Press and release the trigger, which injects a blast of argon into the bottle and then allows the wine to flow through the needle and out of the spout.  This is very easy to do and very hard to photograph by yourself:


The wine comes out fairly slowly because of the proportioning going on between the amount of wine allowed out for each shot of argon sent in (and because the wine is, you know, BEING TRANSPORTED THROUGH THE INSIDE OF A NEEDLE).  But after three or so jabs on the trigger and a few seconds:  a glass of wine!  From a bottle that’s still corked!


Once you have poured your fill from your bottle, use the handle to pull the needle back up out of the cork.  This is significantly harder than pushing the needle in, but certainly doable without excess strain:


Unclamp the Coravin and the only sign that your bottle has been sampled is a suspicious drop in its contents and a tiny pinprick needle hole in the foil (in the example below, the holes on the left and right were there previously, so the middle one is the Coravin hole):


The cork, being made of naturally spongy, elastic material, springs back into place and fills the void left by the needle.  So very cool.  After one get-the-hang-of-it try I was ramming needles through corks like a seasoned pro.  As a lawyer, I probably have to mention that I skipped one part of the Coravin instruction manual in the above demonstration:  it suggests that you place the bottle in a supplied neoprene sleeve in order to avoid the risk of the bottle rupturing during the argon injection process.  It does this because this very thing happened a couple times after the Coravin’s initial release in the US.  However, common sense strongly suggests that the likely culprit in these cases was previously faulty or compromised glass bottles as opposed to the Coravin process itself.  The pre-pour blast of Coravin argon would increase the internal pressure of the bottle very marginally; in contrast, a bottle of Champagne has as much internal pressure as a car tire and manages not to wantonly explode.  By all means use the sleeve if you would like, but (although this does not constitute legal advice) I wasn’t losing too much sleep over omitting it.

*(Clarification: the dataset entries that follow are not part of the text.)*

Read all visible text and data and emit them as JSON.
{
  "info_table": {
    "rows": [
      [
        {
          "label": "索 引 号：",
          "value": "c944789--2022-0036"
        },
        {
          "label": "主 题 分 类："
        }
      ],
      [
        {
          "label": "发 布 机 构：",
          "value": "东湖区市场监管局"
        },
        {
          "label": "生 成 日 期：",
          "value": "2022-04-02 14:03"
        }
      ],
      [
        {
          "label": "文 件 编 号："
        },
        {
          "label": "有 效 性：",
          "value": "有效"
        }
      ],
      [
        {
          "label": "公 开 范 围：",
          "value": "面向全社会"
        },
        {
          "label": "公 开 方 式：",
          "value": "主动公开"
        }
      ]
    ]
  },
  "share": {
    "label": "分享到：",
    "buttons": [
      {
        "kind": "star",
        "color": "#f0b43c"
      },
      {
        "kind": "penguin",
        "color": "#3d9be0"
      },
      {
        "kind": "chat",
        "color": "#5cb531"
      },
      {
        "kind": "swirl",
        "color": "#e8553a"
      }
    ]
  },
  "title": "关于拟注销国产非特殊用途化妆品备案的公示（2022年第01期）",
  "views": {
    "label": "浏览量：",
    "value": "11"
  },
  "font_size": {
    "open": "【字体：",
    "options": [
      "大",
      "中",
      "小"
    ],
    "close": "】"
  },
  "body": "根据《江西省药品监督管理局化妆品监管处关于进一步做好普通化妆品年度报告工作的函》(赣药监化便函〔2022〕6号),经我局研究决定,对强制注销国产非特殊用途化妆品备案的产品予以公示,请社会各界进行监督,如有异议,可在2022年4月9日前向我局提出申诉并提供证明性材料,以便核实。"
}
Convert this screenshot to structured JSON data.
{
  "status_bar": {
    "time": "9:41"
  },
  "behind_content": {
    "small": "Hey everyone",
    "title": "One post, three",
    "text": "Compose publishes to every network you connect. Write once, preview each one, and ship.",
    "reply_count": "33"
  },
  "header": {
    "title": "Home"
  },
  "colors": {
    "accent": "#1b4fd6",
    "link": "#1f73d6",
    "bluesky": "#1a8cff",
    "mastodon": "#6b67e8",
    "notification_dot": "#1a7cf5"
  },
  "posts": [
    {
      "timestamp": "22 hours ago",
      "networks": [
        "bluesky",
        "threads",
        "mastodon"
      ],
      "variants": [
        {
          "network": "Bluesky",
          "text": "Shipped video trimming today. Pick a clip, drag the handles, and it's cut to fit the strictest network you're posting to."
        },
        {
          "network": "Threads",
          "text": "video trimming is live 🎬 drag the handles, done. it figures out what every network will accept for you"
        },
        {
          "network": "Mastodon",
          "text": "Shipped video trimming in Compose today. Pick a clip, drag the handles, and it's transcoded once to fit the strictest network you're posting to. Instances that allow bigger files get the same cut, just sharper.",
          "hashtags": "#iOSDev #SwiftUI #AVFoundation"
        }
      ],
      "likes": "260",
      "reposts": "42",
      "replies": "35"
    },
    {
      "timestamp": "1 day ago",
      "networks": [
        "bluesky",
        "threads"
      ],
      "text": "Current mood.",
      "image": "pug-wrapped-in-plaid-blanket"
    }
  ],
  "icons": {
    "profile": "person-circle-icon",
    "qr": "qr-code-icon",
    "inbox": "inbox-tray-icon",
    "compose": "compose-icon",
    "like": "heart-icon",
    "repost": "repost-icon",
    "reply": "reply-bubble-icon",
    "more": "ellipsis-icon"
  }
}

FullSizeRender-72The Coravin doesn’t come cheap (it retails for just shy of $400), but it has the potential to do something nothing else can:  completely change the cellar, or the wine list, as we know it.  If you can grab any bottle, dole out only the amount you immediately want, and place it back into storage with no ill effects on the rest of its contents?  As a consumer, you’re no longer a slave to drinking windows, no longer taking as big a risk when you pop a cork, and can test for yourself if you think a wine’s ready to go without sacrificing a whole bottle to that hypothesis.  As a restaurant, you have a ready-made way to either guarantee freshness and pristine quality for every pour on your by-the-glass menu or to abolish the limited by-the-glass list entirely — EVERYTHING can be by the glass.  Every restaurant should have one of these.  From this point forward, there is no excuse for flat, 3 day old vino in a by-the-glass order.  Ever.

All this leads to the big question:  does it work?  Can you really pour out a bottle in increments over time and not lose any part of the identity of a wine?  Well, I’m going to find out.  I was provided three wines with the Coravin, which I have tasted already and which I will re-Coravin (if this is not yet a verb, I’m making it one) and taste again in a couple weeks, and then again in a few MONTHS.  If it’s still fresh then I’m going to lose my mind.  Check back in a few days for my initial tasting report of my trio of Coravin test subjects — science!!




Leave a Reply

Fill in your details below or click an icon to log in: Logo

You are commenting using your account. Log Out /  Change )

Twitter picture

You are commenting using your Twitter account. Log Out /  Change )

Facebook photo

You are commenting using your Facebook account. Log Out /  Change )

Connecting to %s

%d bloggers like this: